Egg freezing can be a good option for women who want to preserve their fertility but are not ready to have children. It can also be a good option for women who are facing medical treatments that may affect their fertility, such as chemotherapy or radiation therapy.
In addition to egg freezing, there are other options for fertility preservation, such as embryo freezing and ovarian tissue freezing. Embryo freezing involves fertilizing the eggs with sperm to create embryos, which are then frozen for later use. Ovarian tissue freezing involves removing and freezing a piece of a woman's ovary, which contains immature eggs that can be used later.
It's important to note that fertility preservation is not a guarantee of future pregnancy, but it can increase the chances of success. It's also important to discuss the risks and benefits of fertility preservation with a doctor, as well as the costs and success rates.
Based on the research and analysis presented in this article, it can be concluded that age has a significant impact on women's fertility. As women age, their fertility decreases due to a variety of factors, including a decline in the quantity and quality of their eggs.
While there are medical interventions available to help women conceive later in life, such as in vitro fertilization and egg freezing, these options can be expensive and do not guarantee success. Therefore, it is important for women who wish to have children to consider starting a family earlier in life if possible.

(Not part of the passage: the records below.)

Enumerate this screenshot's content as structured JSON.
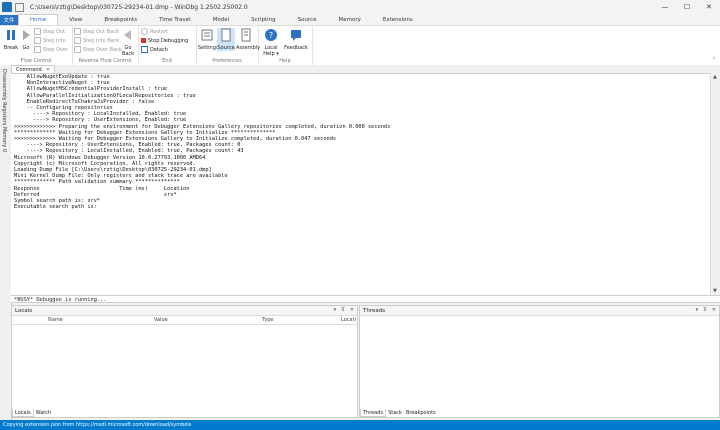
{
  "window": {
    "title": "C:\\Users\\rztig\\Desktop\\030725-29234-01.dmp - WinDbg 1.2502.25002.0",
    "controls": {
      "minimize": "—",
      "maximize": "☐",
      "close": "✕"
    }
  },
  "menu": {
    "file": "文件",
    "tabs": [
      {
        "label": "Home"
      },
      {
        "label": "View"
      },
      {
        "label": "Breakpoints"
      },
      {
        "label": "Time Travel"
      },
      {
        "label": "Model"
      },
      {
        "label": "Scripting"
      },
      {
        "label": "Source"
      },
      {
        "label": "Memory"
      },
      {
        "label": "Extensions"
      }
    ]
  },
  "ribbon": {
    "flow_control": {
      "label": "Flow Control",
      "break": "Break",
      "go": "Go",
      "step_out": "Step Out",
      "step_into": "Step Into",
      "step_over": "Step Over"
    },
    "reverse_flow": {
      "label": "Reverse Flow Control",
      "step_out_back": "Step Out Back",
      "step_into_back": "Step Into Back",
      "step_over_back": "Step Over Back",
      "go_back": "Go Back"
    },
    "end": {
      "label": "End",
      "restart": "Restart",
      "stop": "Stop Debugging",
      "detach": "Detach"
    },
    "preferences": {
      "label": "Preferences",
      "settings": "Settings",
      "source": "Source",
      "assembly": "Assembly"
    },
    "help": {
      "label": "Help",
      "local_help": "Local Help ▾",
      "feedback": "Feedback"
    }
  },
  "left_strip": "Disassembly  Registers  Memory 0",
  "command": {
    "tab_label": "Command",
    "tab_close": "✕",
    "lines": [
      "    AllowNugetExeUpdate : true",
      "    NonInteractiveNuget : true",
      "    AllowNugetMSCredentialProviderInstall : true",
      "    AllowParallelInitializationOfLocalRepositories : true",
      "    EnableRedirectToChakraJsProvider : false",
      "",
      "    -- Configuring repositories",
      "      ----> Repository : LocalInstalled, Enabled: true",
      "      ----> Repository : UserExtensions, Enabled: true",
      "",
      ">>>>>>>>>>>>> Preparing the environment for Debugger Extensions Gallery repositories completed, duration 0.000 seconds",
      "",
      "************* Waiting for Debugger Extensions Gallery to Initialize **************",
      "",
      ">>>>>>>>>>>>> Waiting for Debugger Extensions Gallery to Initialize completed, duration 0.047 seconds",
      "    ----> Repository : UserExtensions, Enabled: true, Packages count: 0",
      "    ----> Repository : LocalInstalled, Enabled: true, Packages count: 43",
      "",
      "Microsoft (R) Windows Debugger Version 10.0.27793.1000 AMD64",
      "Copyright (c) Microsoft Corporation. All rights reserved.",
      "",
      "",
      "Loading Dump File [C:\\Users\\rztig\\Desktop\\030725-29234-01.dmp]",
      "Mini Kernel Dump File: Only registers and stack trace are available",
      "",
      "",
      "************* Path validation summary **************",
      "Response                         Time (ms)     Location",
      "Deferred                                       srv*",
      "Symbol search path is: srv*",
      "Executable search path is:"
    ],
    "input": "*BUSY* Debuggee is running..."
  },
  "locals": {
    "title": "Locals",
    "columns": [
      "Name",
      "Value",
      "Type",
      "Locati"
    ],
    "tabs": [
      {
        "label": "Locals"
      },
      {
        "label": "Watch"
      }
    ]
  },
  "threads": {
    "title": "Threads",
    "tabs": [
      {
        "label": "Threads"
      },
      {
        "label": "Stack"
      },
      {
        "label": "Breakpoints"
      }
    ]
  },
  "pane_controls": {
    "dropdown": "▾",
    "pin": "⊼",
    "close": "✕"
  },
  "status": {
    "text": "Copying extension.json from https://msdl.microsoft.com/download/symbols"
  },
  "colors": {
    "accent": "#2b72c2",
    "status_bar": "#007acc",
    "stop_red": "#d9342b"
  }
}
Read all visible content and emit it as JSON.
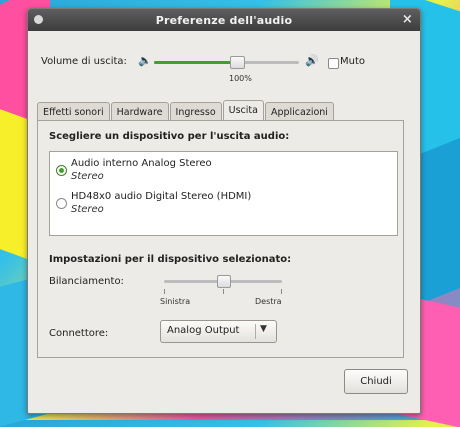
{
  "window": {
    "title": "Preferenze dell'audio"
  },
  "volume": {
    "label": "Volume di uscita:",
    "level": 0.57,
    "percent_label": "100%",
    "mute_label": "Muto",
    "mute_checked": false,
    "low_icon": "speaker-low-icon",
    "high_icon": "speaker-high-icon"
  },
  "tabs": [
    {
      "label": "Effetti sonori",
      "active": false
    },
    {
      "label": "Hardware",
      "active": false
    },
    {
      "label": "Ingresso",
      "active": false
    },
    {
      "label": "Uscita",
      "active": true
    },
    {
      "label": "Applicazioni",
      "active": false
    }
  ],
  "output": {
    "section_title": "Scegliere un dispositivo per l'uscita audio:",
    "devices": [
      {
        "name": "Audio interno Analog Stereo",
        "profile": "Stereo",
        "selected": true
      },
      {
        "name": "HD48x0 audio Digital Stereo (HDMI)",
        "profile": "Stereo",
        "selected": false
      }
    ]
  },
  "settings": {
    "section_title": "Impostazioni per il dispositivo selezionato:",
    "balance_label": "Bilanciamento:",
    "balance_value": 0.5,
    "balance_left": "Sinistra",
    "balance_right": "Destra",
    "connector_label": "Connettore:",
    "connector_value": "Analog Output"
  },
  "buttons": {
    "close_label": "Chiudi"
  },
  "colors": {
    "accent": "#3fa12b",
    "titlebar": "#4a4a4a",
    "window_bg": "#edebe7"
  }
}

It is also important for women to be aware of the risks associated with delaying pregnancy, including an increased risk of pregnancy complications and birth defects. Women who are considering delaying pregnancy should consult with their healthcare provider to discuss their individual risks and options.
Overall, this article highlights the importance of understanding the impact of age on women's fertility and making informed decisions about family planning. By taking steps to preserve their fertility and plan for the future, women can increase their chances of having a healthy and successful pregnancy.